The impact of requirements and changes are usually unique to individual businesses. There are, however, some more universal and predictable external factors that will require ongoing maintenance work. In particular, elements of your tech stack will need to be routinely updated. These updates may also require application modifications. For example, mobile operating systems are notorious for imposing new limitations on apps over time. Product owners are wise to plan in advance for the time of the year when Apple releases the next iOS version (version penetration on Android devices is significantly slower, following a less predictable cycle). Keep an eye on the iOS beta release schedule, and assign resources to test your apps in the new OS versions as they are released.
Even worse, an end-of-life development framework or CMS could require a larger application overhaul. For example, thousands of Drupal 7 and 8 websites and applications had to be reworked in recent years as those versions of Drupal were relegated to the software graveyard at that time.
Security patches are critical as well. A regular patch schedule works well for many application owners. Depending on the specific needs of your application, a monthly or a quarterly patch schedule may work. Keep in mind that critical patches should be applied outside of the regular patch schedule. Be prepared to have resources available to tackle those patches as needed.
Fortunately, browser updates are of lesser concern these days, but we still see the occasional breaking change from a browser release. These can be difficult to plan for due to the number of browsers in the marketplace, but being vigilant and having a team on the ready can help mitigate any issues that may arise. Browser support for Progressive Web Apps (PWAs) changes more frequently, so you’ll need to stay more apprised of browser developments if you maintain a PWA.
5) Look at the total cost of ownership over the first 24-36 months of the application life
It may feel daunting to budget for all these possible post-launch workstreams. One way to plan for the long-term success of an application is to examine and budget for the total cost of ownership per year as opposed to the initial project cost. Divide the calendar for the time leading up to project launch and the time after project launch. Once the application has launched, who needs to be available? What is required of their time? Are there any hard costs that you can account for now? Annualize these costs to obtain the total cost of ownership per year. Being aware of this cost and having these funds allocated is a significant step toward the long-term success of your application.
Supporting your application from launch through sunset
It’s easy to look at an application project as everything leading up to project launch, but the long-term success of an application is often determined by what happens in the period following the initial launch.
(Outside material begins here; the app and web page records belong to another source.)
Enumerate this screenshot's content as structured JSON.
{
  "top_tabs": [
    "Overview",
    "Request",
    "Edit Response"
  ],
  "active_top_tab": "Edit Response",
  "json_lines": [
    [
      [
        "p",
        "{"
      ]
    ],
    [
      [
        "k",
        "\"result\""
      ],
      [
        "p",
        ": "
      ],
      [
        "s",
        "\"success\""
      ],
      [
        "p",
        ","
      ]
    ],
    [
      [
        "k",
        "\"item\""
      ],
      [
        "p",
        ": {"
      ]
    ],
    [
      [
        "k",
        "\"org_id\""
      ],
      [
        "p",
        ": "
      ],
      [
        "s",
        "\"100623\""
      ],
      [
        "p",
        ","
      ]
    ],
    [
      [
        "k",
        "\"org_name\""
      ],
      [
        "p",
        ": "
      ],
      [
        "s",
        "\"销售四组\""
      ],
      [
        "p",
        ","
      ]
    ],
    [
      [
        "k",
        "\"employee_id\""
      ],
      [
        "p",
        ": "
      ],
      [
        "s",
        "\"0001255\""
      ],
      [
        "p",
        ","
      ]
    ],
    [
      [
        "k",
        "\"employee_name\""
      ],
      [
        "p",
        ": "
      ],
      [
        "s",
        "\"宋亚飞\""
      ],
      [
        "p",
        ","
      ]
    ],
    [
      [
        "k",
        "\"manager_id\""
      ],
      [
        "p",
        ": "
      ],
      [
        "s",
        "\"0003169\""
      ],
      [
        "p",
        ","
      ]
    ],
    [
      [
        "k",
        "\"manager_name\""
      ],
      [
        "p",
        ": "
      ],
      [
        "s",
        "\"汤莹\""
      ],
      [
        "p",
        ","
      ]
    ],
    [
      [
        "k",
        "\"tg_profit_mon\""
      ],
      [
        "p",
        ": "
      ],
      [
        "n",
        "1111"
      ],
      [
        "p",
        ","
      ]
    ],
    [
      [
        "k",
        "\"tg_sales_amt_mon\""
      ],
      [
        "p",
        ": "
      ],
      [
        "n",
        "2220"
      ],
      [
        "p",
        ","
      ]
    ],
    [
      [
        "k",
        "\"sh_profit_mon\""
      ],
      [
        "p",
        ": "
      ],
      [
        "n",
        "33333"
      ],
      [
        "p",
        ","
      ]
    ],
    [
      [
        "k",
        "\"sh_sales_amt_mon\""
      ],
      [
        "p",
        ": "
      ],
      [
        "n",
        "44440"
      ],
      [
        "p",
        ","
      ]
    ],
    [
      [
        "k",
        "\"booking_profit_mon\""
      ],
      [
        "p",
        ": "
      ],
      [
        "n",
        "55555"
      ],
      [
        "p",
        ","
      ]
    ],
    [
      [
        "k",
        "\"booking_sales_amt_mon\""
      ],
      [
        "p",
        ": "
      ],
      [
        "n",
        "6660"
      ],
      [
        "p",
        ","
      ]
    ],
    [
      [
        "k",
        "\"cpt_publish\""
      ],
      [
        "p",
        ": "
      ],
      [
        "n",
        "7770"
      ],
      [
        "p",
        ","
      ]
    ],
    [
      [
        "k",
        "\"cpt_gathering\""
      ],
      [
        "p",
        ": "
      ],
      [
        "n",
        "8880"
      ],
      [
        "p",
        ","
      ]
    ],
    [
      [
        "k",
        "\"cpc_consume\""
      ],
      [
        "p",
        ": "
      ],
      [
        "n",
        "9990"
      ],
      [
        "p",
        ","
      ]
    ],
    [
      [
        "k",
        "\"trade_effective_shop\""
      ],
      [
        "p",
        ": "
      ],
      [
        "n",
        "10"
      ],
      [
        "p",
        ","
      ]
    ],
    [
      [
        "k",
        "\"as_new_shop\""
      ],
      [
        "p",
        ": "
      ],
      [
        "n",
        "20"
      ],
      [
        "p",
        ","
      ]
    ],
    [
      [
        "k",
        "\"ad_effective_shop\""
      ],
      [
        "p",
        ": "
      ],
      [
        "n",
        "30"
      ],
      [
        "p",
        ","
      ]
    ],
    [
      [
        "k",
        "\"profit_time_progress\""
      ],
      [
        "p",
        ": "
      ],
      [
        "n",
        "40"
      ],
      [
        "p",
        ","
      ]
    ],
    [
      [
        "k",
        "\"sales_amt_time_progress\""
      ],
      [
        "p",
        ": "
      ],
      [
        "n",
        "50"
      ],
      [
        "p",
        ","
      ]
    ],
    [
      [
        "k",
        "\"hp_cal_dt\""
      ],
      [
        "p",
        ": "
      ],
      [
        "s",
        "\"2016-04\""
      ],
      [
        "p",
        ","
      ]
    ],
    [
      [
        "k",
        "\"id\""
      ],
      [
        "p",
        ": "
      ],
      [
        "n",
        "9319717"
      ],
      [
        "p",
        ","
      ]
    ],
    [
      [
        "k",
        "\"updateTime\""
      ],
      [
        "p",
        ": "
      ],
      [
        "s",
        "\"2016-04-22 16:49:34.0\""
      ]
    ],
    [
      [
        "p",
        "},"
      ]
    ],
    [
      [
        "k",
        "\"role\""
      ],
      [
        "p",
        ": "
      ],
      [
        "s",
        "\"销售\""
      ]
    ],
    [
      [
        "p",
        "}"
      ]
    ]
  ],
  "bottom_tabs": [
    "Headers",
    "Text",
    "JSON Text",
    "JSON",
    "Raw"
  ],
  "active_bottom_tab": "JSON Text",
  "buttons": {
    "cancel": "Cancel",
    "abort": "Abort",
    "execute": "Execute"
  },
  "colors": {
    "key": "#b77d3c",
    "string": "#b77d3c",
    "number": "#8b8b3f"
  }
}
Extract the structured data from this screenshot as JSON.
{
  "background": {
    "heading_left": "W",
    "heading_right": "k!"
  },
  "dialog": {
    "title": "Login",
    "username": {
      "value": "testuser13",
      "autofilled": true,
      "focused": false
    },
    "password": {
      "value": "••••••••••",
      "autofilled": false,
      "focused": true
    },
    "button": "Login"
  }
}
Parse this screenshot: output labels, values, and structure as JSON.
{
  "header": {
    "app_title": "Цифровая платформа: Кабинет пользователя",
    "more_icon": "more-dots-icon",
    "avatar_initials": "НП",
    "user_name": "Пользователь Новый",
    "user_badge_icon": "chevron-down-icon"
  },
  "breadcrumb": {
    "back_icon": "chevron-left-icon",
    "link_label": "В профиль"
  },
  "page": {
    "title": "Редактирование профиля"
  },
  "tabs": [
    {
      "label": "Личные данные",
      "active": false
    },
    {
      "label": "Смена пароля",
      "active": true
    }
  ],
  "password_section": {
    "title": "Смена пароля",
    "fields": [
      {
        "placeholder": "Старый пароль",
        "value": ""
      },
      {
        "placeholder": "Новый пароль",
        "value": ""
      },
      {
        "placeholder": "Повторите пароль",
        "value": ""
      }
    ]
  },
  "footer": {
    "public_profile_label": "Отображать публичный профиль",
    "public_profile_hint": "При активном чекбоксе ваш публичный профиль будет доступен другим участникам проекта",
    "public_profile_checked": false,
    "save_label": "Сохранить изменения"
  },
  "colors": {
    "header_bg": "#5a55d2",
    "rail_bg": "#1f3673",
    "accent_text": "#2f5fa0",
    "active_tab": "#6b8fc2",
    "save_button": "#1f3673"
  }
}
By following the guidelines presented in this article you will create cadences and systems that successfully support your application from launch all the way until sunset. If you are ready for your next application project, also read how to build digital product platforms for scale.